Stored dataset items

= Beginning of Section =

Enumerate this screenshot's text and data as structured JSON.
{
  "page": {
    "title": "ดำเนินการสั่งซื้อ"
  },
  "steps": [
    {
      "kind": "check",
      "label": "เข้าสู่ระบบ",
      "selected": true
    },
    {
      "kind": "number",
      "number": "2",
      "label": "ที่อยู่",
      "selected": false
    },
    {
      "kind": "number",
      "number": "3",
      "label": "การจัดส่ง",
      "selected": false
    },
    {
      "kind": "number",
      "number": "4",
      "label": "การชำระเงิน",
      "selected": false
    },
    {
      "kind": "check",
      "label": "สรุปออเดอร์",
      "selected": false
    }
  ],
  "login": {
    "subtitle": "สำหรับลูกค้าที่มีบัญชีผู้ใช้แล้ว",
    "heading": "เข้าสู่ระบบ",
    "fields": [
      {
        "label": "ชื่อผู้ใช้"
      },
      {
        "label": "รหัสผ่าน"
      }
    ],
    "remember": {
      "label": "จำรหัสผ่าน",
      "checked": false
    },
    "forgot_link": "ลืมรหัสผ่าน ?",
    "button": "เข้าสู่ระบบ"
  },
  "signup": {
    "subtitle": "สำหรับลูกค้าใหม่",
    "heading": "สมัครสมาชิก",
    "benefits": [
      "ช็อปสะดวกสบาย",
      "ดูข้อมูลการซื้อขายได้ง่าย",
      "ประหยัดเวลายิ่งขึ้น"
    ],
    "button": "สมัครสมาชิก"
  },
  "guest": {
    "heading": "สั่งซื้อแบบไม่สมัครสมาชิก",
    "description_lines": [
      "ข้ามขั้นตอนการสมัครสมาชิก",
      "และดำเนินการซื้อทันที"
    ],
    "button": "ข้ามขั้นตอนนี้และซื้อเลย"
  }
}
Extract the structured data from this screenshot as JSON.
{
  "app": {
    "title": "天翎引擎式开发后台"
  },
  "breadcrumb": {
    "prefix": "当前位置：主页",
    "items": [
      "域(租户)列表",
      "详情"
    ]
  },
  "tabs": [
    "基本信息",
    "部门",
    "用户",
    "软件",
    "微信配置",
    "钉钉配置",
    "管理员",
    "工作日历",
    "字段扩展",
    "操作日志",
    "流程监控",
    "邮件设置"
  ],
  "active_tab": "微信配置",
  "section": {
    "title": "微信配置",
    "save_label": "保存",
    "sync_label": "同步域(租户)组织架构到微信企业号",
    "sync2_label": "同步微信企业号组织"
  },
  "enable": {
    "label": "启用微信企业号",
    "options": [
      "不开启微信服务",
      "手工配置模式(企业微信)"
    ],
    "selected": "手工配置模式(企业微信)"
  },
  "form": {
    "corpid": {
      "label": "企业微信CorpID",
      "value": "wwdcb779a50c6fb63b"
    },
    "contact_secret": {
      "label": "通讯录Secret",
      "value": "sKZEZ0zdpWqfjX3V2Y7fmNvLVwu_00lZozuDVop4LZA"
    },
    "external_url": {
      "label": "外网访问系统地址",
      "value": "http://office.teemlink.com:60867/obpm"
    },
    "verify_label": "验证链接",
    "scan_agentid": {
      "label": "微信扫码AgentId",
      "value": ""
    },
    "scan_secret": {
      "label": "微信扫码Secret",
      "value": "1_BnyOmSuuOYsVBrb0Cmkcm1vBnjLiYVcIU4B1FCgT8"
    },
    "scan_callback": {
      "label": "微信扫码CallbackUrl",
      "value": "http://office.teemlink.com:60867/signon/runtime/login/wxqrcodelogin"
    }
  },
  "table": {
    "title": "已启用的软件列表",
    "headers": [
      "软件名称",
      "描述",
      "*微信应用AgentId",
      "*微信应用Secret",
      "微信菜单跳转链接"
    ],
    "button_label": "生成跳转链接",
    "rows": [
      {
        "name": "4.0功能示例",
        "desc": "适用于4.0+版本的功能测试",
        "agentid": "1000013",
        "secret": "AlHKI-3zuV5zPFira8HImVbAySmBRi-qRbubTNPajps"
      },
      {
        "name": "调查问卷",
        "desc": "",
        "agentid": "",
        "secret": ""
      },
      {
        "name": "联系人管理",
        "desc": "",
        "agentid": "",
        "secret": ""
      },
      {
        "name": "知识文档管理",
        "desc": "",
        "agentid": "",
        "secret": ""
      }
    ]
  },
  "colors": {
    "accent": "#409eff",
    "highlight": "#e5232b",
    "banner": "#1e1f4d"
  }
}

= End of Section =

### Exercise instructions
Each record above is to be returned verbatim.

### Answer to this exercise
Enumerate this screenshot's text and data as structured JSON.
{
  "page": {
    "title": "ดำเนินการสั่งซื้อ"
  },
  "steps": [
    {
      "kind": "check",
      "label": "เข้าสู่ระบบ",
      "selected": true
    },
    {
      "kind": "number",
      "number": "2",
      "label": "ที่อยู่",
      "selected": false
    },
    {
      "kind": "number",
      "number": "3",
      "label": "การจัดส่ง",
      "selected": false
    },
    {
      "kind": "number",
      "number": "4",
      "label": "การชำระเงิน",
      "selected": false
    },
    {
      "kind": "check",
      "label": "สรุปออเดอร์",
      "selected": false
    }
  ],
  "login": {
    "subtitle": "สำหรับลูกค้าที่มีบัญชีผู้ใช้แล้ว",
    "heading": "เข้าสู่ระบบ",
    "fields": [
      {
        "label": "ชื่อผู้ใช้"
      },
      {
        "label": "รหัสผ่าน"
      }
    ],
    "remember": {
      "label": "จำรหัสผ่าน",
      "checked": false
    },
    "forgot_link": "ลืมรหัสผ่าน ?",
    "button": "เข้าสู่ระบบ"
  },
  "signup": {
    "subtitle": "สำหรับลูกค้าใหม่",
    "heading": "สมัครสมาชิก",
    "benefits": [
      "ช็อปสะดวกสบาย",
      "ดูข้อมูลการซื้อขายได้ง่าย",
      "ประหยัดเวลายิ่งขึ้น"
    ],
    "button": "สมัครสมาชิก"
  },
  "guest": {
    "heading": "สั่งซื้อแบบไม่สมัครสมาชิก",
    "description_lines": [
      "ข้ามขั้นตอนการสมัครสมาชิก",
      "และดำเนินการซื้อทันที"
    ],
    "button": "ข้ามขั้นตอนนี้และซื้อเลย"
  }
}
Extract the structured data from this screenshot as JSON.
{
  "app": {
    "title": "天翎引擎式开发后台"
  },
  "breadcrumb": {
    "prefix": "当前位置：主页",
    "items": [
      "域(租户)列表",
      "详情"
    ]
  },
  "tabs": [
    "基本信息",
    "部门",
    "用户",
    "软件",
    "微信配置",
    "钉钉配置",
    "管理员",
    "工作日历",
    "字段扩展",
    "操作日志",
    "流程监控",
    "邮件设置"
  ],
  "active_tab": "微信配置",
  "section": {
    "title": "微信配置",
    "save_label": "保存",
    "sync_label": "同步域(租户)组织架构到微信企业号",
    "sync2_label": "同步微信企业号组织"
  },
  "enable": {
    "label": "启用微信企业号",
    "options": [
      "不开启微信服务",
      "手工配置模式(企业微信)"
    ],
    "selected": "手工配置模式(企业微信)"
  },
  "form": {
    "corpid": {
      "label": "企业微信CorpID",
      "value": "wwdcb779a50c6fb63b"
    },
    "contact_secret": {
      "label": "通讯录Secret",
      "value": "sKZEZ0zdpWqfjX3V2Y7fmNvLVwu_00lZozuDVop4LZA"
    },
    "external_url": {
      "label": "外网访问系统地址",
      "value": "http://office.teemlink.com:60867/obpm"
    },
    "verify_label": "验证链接",
    "scan_agentid": {
      "label": "微信扫码AgentId",
      "value": ""
    },
    "scan_secret": {
      "label": "微信扫码Secret",
      "value": "1_BnyOmSuuOYsVBrb0Cmkcm1vBnjLiYVcIU4B1FCgT8"
    },
    "scan_callback": {
      "label": "微信扫码CallbackUrl",
      "value": "http://office.teemlink.com:60867/signon/runtime/login/wxqrcodelogin"
    }
  },
  "table": {
    "title": "已启用的软件列表",
    "headers": [
      "软件名称",
      "描述",
      "*微信应用AgentId",
      "*微信应用Secret",
      "微信菜单跳转链接"
    ],
    "button_label": "生成跳转链接",
    "rows": [
      {
        "name": "4.0功能示例",
        "desc": "适用于4.0+版本的功能测试",
        "agentid": "1000013",
        "secret": "AlHKI-3zuV5zPFira8HImVbAySmBRi-qRbubTNPajps"
      },
      {
        "name": "调查问卷",
        "desc": "",
        "agentid": "",
        "secret": ""
      },
      {
        "name": "联系人管理",
        "desc": "",
        "agentid": "",
        "secret": ""
      },
      {
        "name": "知识文档管理",
        "desc": "",
        "agentid": "",
        "secret": ""
      }
    ]
  },
  "colors": {
    "accent": "#409eff",
    "highlight": "#e5232b",
    "banner": "#1e1f4d"
  }
}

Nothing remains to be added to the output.